  3. ^ "Farmingdale State College". Farmingdale State College. Retrieved March 25, 2011. 
  4. ^ Sherman, Tamar A. (June 29, 2000). "Community Of Interest / East Farmingdale". Newsday. Retrieved August 3, 2009. 
  5. ^ a b Cavaioli, Frank (2010). Farmingdale State College: A History. New York: SUNY Press. p. 2. ISBN 9781438443676. Retrieved April 7, 2014. 
  6. ^ a b "Traditions". Farmingdale State College. Retrieved April 7, 2014. 
  7. ^ a b Cavaioli, Frank (2010). Farmingdale State College: A History. New York: SUNY Press. p. 2. ISBN 9781438443676. Retrieved September 27, 2012. 
  8. ^ "Tuition and Fees::Farmingdale State College". Retrieved September 28, 2012. 
  9. ^ a b c http://chronicle.com/article/faculty-salaries-data-2012/131431#id=196042
  10. ^ "Farmingdale State College--SUNY". Retrieved September 28, 2012. 
  11. ^ [clarification needed] "About Farmingdale". Farmingdale State College. 

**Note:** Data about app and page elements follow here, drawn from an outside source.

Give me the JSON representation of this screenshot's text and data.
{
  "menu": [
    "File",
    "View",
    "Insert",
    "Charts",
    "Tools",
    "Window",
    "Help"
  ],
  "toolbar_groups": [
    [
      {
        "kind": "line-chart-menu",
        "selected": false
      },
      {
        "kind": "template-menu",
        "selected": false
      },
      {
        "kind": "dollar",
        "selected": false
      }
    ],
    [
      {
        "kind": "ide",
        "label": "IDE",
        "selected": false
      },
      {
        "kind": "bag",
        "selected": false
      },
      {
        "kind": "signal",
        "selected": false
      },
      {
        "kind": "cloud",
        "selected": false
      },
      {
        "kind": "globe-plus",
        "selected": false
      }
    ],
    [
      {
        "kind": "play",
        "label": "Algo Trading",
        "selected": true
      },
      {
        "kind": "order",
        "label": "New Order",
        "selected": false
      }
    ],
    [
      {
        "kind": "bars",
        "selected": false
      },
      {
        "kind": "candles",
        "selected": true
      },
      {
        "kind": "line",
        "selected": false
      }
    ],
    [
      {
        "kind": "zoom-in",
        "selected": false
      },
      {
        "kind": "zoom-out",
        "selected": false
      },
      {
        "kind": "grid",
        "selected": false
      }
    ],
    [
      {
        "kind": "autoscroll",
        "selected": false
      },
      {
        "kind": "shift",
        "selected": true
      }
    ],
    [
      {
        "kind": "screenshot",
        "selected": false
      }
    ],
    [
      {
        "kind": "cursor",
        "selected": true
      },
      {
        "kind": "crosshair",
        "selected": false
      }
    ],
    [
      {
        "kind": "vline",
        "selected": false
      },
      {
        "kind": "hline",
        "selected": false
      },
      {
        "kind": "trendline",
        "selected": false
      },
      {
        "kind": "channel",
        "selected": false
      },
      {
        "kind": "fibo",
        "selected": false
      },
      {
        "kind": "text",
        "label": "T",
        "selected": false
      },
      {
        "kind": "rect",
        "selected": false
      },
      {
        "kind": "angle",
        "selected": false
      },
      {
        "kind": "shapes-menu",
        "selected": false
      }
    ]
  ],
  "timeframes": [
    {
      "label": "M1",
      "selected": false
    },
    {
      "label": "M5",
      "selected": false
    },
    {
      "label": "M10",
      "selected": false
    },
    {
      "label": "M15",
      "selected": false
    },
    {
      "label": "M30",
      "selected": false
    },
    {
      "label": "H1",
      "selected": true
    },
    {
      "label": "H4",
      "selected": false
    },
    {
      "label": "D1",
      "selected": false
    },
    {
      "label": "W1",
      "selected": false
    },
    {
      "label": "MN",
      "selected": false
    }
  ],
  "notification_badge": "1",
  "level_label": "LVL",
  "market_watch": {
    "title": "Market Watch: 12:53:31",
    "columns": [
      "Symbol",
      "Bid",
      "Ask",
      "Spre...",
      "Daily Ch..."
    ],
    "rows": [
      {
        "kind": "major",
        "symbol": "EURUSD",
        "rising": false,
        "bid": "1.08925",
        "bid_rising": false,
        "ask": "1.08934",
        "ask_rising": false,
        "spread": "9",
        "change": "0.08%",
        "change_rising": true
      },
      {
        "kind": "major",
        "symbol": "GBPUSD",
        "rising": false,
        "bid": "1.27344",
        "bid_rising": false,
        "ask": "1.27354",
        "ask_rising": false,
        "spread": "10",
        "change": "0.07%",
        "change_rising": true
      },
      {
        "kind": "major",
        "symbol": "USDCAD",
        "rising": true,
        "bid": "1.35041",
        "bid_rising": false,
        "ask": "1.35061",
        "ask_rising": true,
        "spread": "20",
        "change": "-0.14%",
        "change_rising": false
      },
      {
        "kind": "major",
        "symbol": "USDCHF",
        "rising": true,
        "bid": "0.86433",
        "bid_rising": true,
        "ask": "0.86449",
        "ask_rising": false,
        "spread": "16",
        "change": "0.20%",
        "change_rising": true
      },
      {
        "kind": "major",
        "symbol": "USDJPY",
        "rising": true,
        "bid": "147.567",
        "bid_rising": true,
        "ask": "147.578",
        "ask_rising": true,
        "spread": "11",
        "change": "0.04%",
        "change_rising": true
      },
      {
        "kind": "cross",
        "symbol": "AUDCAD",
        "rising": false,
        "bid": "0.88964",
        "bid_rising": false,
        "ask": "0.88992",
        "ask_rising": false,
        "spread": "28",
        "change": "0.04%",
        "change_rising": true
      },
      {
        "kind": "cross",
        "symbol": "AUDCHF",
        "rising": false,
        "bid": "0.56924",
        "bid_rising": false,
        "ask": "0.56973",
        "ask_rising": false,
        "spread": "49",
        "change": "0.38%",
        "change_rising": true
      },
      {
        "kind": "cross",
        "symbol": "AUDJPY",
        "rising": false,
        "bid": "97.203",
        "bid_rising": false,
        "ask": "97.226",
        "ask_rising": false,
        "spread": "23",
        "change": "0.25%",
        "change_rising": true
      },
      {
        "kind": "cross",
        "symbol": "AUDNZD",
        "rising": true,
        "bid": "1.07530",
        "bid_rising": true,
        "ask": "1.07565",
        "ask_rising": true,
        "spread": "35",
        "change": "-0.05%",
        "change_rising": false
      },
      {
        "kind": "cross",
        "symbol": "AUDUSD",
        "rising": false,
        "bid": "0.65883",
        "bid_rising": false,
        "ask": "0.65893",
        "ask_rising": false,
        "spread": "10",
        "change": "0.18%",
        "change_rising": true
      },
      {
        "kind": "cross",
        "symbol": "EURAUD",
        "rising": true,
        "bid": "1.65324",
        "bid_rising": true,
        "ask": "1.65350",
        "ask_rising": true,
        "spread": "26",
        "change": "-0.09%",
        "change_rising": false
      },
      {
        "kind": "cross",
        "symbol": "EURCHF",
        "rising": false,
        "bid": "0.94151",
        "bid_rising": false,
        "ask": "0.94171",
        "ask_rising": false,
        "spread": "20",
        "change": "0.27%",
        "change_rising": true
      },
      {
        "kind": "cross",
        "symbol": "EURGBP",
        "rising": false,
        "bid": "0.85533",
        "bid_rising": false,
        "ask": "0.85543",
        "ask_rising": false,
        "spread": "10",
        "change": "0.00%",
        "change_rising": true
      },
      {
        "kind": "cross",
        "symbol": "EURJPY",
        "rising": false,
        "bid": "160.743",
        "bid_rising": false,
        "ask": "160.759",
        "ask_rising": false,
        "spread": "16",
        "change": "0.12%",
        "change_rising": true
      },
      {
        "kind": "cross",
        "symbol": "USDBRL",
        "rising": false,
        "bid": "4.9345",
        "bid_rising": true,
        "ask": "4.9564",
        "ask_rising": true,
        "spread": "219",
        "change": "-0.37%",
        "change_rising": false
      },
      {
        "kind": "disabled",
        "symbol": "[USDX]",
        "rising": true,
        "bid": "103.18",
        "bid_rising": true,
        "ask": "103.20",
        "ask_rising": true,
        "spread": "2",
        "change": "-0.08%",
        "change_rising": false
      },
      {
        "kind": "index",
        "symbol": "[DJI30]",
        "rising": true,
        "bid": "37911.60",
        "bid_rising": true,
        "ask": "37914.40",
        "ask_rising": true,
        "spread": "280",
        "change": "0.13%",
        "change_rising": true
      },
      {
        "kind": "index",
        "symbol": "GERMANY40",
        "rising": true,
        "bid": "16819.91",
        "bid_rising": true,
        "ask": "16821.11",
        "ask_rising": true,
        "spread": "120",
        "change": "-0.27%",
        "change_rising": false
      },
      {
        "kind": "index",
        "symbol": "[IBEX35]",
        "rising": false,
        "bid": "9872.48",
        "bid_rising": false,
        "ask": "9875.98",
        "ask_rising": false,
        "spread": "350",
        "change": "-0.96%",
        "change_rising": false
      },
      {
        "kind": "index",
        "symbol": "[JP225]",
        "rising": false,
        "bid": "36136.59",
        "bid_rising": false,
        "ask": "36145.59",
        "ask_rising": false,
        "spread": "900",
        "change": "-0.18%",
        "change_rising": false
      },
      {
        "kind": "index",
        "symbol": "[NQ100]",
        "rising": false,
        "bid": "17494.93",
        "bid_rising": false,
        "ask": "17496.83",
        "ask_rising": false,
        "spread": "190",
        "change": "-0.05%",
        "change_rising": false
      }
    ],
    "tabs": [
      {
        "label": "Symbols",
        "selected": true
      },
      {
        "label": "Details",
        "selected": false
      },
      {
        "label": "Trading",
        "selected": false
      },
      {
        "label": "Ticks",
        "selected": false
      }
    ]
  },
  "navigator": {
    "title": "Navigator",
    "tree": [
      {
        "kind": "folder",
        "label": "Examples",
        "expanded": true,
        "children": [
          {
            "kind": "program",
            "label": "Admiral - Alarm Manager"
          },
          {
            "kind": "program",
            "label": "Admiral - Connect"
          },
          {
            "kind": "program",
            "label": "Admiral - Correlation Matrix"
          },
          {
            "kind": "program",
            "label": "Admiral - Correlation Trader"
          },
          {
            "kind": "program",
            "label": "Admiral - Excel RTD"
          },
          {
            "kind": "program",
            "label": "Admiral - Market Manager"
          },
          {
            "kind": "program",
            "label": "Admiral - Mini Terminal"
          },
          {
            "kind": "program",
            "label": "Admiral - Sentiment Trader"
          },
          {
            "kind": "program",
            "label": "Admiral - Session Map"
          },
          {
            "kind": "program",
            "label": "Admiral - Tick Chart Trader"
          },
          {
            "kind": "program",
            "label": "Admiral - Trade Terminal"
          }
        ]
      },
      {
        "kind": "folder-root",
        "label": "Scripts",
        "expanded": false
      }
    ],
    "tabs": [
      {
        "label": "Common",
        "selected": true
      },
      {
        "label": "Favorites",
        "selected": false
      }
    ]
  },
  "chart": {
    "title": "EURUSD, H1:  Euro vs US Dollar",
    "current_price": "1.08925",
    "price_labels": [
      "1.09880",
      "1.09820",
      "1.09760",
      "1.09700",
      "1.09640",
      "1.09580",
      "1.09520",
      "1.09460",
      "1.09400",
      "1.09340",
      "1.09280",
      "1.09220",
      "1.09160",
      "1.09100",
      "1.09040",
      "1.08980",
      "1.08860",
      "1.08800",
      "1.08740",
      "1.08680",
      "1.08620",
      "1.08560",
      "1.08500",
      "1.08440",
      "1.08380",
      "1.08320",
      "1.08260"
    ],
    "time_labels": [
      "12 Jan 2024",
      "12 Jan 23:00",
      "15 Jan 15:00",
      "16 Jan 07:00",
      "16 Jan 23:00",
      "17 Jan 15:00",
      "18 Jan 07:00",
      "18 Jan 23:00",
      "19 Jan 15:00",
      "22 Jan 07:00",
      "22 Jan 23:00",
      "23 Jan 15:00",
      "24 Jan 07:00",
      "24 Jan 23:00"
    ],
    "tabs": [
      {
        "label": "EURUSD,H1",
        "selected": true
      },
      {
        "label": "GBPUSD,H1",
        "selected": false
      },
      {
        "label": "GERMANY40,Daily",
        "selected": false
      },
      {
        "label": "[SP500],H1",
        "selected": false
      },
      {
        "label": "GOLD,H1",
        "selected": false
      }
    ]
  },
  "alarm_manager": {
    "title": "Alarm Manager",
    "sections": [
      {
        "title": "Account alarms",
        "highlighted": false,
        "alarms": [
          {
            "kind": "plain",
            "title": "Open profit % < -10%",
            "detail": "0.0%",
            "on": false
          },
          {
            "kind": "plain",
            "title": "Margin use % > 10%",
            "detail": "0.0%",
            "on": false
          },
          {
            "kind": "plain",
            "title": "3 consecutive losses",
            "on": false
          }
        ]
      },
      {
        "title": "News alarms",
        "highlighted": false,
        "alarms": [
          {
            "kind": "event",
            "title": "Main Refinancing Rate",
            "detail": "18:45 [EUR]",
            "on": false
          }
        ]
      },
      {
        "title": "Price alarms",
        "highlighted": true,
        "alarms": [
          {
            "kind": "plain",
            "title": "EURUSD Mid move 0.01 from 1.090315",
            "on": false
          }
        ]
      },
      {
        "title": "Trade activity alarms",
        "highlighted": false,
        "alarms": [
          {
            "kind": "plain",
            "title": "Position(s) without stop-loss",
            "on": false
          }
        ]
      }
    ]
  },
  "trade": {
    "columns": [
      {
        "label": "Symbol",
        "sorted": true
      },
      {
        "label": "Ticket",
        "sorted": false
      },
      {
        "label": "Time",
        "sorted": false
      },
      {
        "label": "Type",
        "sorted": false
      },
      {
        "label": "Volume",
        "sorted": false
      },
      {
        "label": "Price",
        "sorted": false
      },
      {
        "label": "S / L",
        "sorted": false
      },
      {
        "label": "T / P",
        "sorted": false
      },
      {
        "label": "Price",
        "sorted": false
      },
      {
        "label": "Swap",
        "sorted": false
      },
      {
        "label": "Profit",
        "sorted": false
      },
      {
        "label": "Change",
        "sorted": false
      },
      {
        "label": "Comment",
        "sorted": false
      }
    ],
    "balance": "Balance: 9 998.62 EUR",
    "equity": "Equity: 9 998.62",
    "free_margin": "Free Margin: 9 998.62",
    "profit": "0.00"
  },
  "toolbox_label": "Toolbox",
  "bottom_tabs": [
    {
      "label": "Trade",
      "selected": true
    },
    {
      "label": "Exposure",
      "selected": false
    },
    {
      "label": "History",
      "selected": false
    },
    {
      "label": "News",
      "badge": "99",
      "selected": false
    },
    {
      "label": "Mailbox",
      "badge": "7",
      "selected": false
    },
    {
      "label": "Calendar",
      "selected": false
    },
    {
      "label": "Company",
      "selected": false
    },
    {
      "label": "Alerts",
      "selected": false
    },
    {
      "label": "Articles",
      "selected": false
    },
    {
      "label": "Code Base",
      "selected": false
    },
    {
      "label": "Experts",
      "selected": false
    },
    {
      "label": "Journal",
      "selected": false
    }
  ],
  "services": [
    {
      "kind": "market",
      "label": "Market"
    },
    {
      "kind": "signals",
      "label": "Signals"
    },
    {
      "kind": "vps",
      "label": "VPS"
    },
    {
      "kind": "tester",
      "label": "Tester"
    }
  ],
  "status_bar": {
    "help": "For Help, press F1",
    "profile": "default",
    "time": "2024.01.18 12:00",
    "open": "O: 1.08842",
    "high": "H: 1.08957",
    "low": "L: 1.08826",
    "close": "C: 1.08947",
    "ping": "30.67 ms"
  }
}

  12. ^ "Farmingdale Campus Map". Farmingdale State College. Retrieved May 4, 2013. 
  13. ^ "Ryan LaFlare UFC Bio". Retrieved 2014. 
  14. ^ Staff (November 10, 2009). "Farmingdale State College Nationally Ranked in Graduate Earning Power – Campus Places in the Top 100 of the Nation's Public Colleges and Universities". Long Island Press. Retrieved May 12, 2012.
  15. ^ [1]. Farmingdale State College.
  16. ^ Database (undated). "Safest Colleges". The Daily Beast. Retrieved May 12, 2012.

External links[edit]